WHAT THIS TASK INVOLVES:
Where in the records does the word "content" appear? Copy each line that holds it.

[Component data from apps and pages]
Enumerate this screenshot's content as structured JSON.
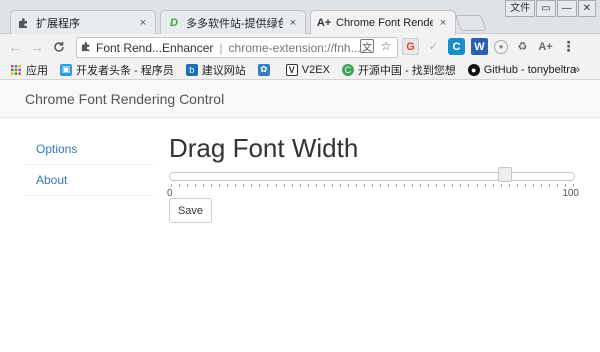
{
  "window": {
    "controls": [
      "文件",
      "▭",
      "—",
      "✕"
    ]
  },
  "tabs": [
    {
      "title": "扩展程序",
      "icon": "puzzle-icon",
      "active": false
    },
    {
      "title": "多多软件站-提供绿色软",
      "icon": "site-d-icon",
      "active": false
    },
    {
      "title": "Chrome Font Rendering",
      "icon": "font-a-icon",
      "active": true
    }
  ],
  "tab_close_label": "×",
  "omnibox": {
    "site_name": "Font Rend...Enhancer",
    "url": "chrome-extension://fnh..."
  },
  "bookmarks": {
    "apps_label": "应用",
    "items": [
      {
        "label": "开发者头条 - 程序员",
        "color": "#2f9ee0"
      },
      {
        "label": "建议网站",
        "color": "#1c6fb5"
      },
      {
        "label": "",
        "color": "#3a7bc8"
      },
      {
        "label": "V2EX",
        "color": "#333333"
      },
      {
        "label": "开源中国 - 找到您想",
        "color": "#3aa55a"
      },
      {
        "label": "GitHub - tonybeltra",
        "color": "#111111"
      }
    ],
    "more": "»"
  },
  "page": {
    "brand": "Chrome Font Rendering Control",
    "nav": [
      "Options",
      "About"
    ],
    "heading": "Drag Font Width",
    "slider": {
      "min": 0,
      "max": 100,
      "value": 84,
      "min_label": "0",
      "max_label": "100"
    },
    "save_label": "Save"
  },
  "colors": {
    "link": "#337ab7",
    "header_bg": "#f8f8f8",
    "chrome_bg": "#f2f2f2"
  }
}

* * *

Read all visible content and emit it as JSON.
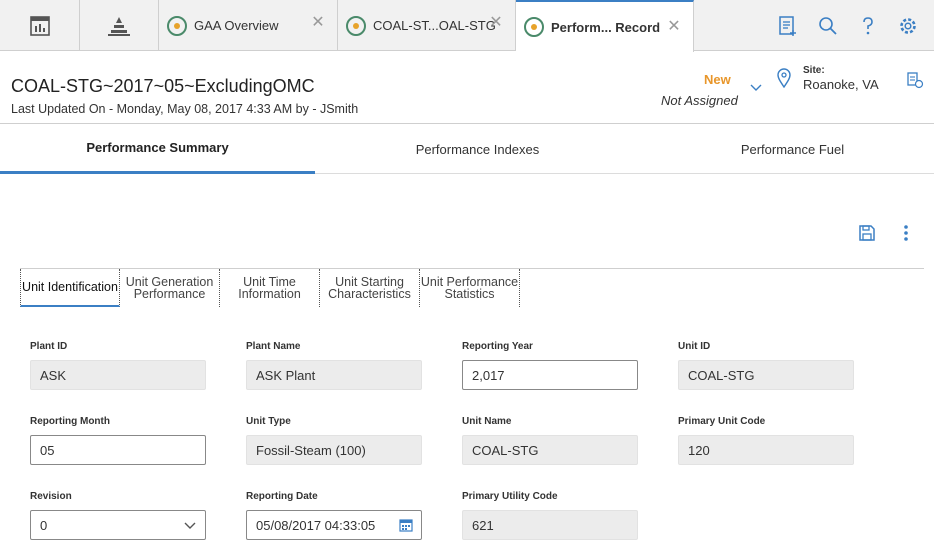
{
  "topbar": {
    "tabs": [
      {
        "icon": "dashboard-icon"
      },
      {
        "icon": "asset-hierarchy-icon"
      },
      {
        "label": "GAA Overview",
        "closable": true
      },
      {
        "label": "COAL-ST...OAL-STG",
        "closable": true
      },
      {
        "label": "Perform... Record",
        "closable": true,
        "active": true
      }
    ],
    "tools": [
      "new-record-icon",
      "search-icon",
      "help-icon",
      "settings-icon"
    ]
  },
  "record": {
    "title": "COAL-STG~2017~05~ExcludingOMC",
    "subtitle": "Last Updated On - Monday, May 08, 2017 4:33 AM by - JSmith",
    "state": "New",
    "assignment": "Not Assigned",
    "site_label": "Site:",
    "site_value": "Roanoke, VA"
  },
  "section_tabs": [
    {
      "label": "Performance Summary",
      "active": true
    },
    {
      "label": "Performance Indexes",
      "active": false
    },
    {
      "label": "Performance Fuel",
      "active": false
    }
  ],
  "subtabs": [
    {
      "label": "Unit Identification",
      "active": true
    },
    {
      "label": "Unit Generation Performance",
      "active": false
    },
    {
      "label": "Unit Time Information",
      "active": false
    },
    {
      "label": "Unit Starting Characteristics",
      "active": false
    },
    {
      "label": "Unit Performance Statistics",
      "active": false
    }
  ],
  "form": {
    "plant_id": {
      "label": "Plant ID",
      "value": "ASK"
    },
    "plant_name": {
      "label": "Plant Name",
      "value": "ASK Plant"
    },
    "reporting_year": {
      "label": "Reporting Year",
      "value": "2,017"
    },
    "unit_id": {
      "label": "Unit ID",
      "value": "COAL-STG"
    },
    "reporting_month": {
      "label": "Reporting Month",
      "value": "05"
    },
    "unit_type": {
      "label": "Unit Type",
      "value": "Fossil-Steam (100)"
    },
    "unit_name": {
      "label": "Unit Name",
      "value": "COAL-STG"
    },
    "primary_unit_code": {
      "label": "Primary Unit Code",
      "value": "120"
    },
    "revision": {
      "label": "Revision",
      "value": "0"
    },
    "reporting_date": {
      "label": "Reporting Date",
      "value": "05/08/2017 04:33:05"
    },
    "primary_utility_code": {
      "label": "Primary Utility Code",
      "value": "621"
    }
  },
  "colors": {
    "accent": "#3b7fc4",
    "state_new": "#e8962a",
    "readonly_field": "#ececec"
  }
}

REPLY:
Enumerate this screenshot's content as structured JSON.
Read all visible content and emit it as JSON.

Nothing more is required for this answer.